We spend a lot of time indoors. In fact, the Environmental Protection Agency (EPA) has approximated being within a building makes up 90% of our days. However, the EPA also has determined your indoor air can be three to five times dirtier than outdoors.
That’s since our residences are tightly sealed to increase energy efficiency. While this is good for your energy bills, it’s not so great if you’re among the 40% of the population with respiratory allergies.
When outdoors ventilation is insufficient, pollutants such as dust and volatile organic compounds (VOCs) may get stuck. As a consequence, these pollutants could irritate your allergies.
You can enhance your indoor air quality with clean air and usual housework and vacuuming. But if you’re still having problems with symptoms while you’re at home, an air purifier might be able to provide assistance.
While it can’t get rid of pollutants that have landed on your couch or flooring, it can help purify the air traveling throughout your house.
And air purification has also been scientifically verified to help lessen some allergic symptoms, according to the American College of Allergy, Asthma and Immunology. It can also be useful if you or a family member has lung trouble, such as emphysema or COPD.
There are two models, a portable air purifier or a whole-home air purifier. We’ll discuss the differences so you can learn what’s right for your residence.
Whole-House Air Purifier vs. Portable Air Purifiers
A portable air purifier is for one room. A whole-house air purifier works with your HVAC unit to clean your complete residence. Some kinds can clean independently when your heating and cooling unit isn’t on.
What’s the Best Air Purifier for Allergies?
Look for a purifier with a High Efficiency Particulate Air (HEPA) filter. HEPA filters are installed in hospitals and offer the best filtration you can get, as they trap 99.97% of particles in the air.
HEPA filters are even more powerful when combined with an ultraviolet (UV) germicidal light. This powerful mixture can wipe out dust, dander, pollen and mold, all of which are general allergens. For the best in air purification, evaluate a unit that also has a carbon-based filter to take care of household odors.

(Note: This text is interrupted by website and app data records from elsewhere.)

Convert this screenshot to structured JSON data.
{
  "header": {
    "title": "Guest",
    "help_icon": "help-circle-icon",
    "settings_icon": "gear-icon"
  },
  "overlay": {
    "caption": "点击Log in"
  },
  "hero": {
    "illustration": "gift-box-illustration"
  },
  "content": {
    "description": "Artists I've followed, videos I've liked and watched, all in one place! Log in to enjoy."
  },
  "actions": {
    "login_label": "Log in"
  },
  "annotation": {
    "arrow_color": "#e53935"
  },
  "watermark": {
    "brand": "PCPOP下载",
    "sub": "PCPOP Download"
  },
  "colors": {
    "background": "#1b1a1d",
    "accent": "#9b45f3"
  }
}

Avoid purchasing an air purifier that generates ozone, which is the primary element in smog. The EPA cautions ozone may worsen respiratory issues, even when released at small settings.
The Allergy and Asthma Foundation of America has compiled a checklist of questions to consider when purchasing an air purifier.

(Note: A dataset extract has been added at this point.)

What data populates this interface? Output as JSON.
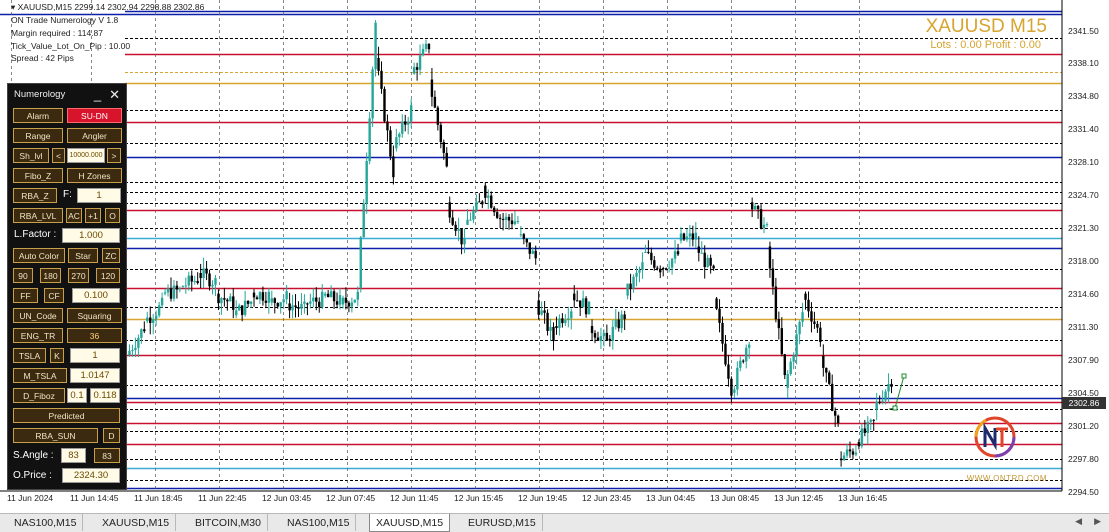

- What can this purifier take out from the air? What doesn’t it take out?
- What’s its clean air delivery rate? (A better figure means air will be purified more rapidly.)
- How often does the filter or UV bulb need to be replaced? Can I do that without help?
- How much do spare filters or bulbs cost?
How to Reduce Seasonal Allergy Symptoms
Want to get the best results from your new air purification system? The Mayo Clinic recommends completing other steps to limit your exposure to things that can trigger seasonal allergies.
- Stay inside and keep windows and doors closed when pollen counts are heightened.
- Have other family members mow the lawn or pull weeds, since these tasks can irritate symptoms. If you are required to do these chores yourself, you might want to consider wearing a pollen mask. You should also shower immediately and change your clothes once you’re finished.
- Avoid hanging laundry outside.
- Turn on the AC while at your house or while in the car. Consider adding a high-efficiency air filter in your house’s home comfort unit.
- Equalize your home’s humidity saturation with a whole-house dehumidifier.
- Hardwood, tile or linoleum are the best flooring kinds for lowering indoor allergens. If your home has carpet, add a HEPA filter on your vacuum cleaner.
Let Our Specialists Manage Your Indoor Air Quality Needs
Want to progress with adding a whole-house air purifier? Give our specialists a call at 507-387-6596 or contact us online to request an appointment. We’ll help you locate the ideal equipment for your family and budget.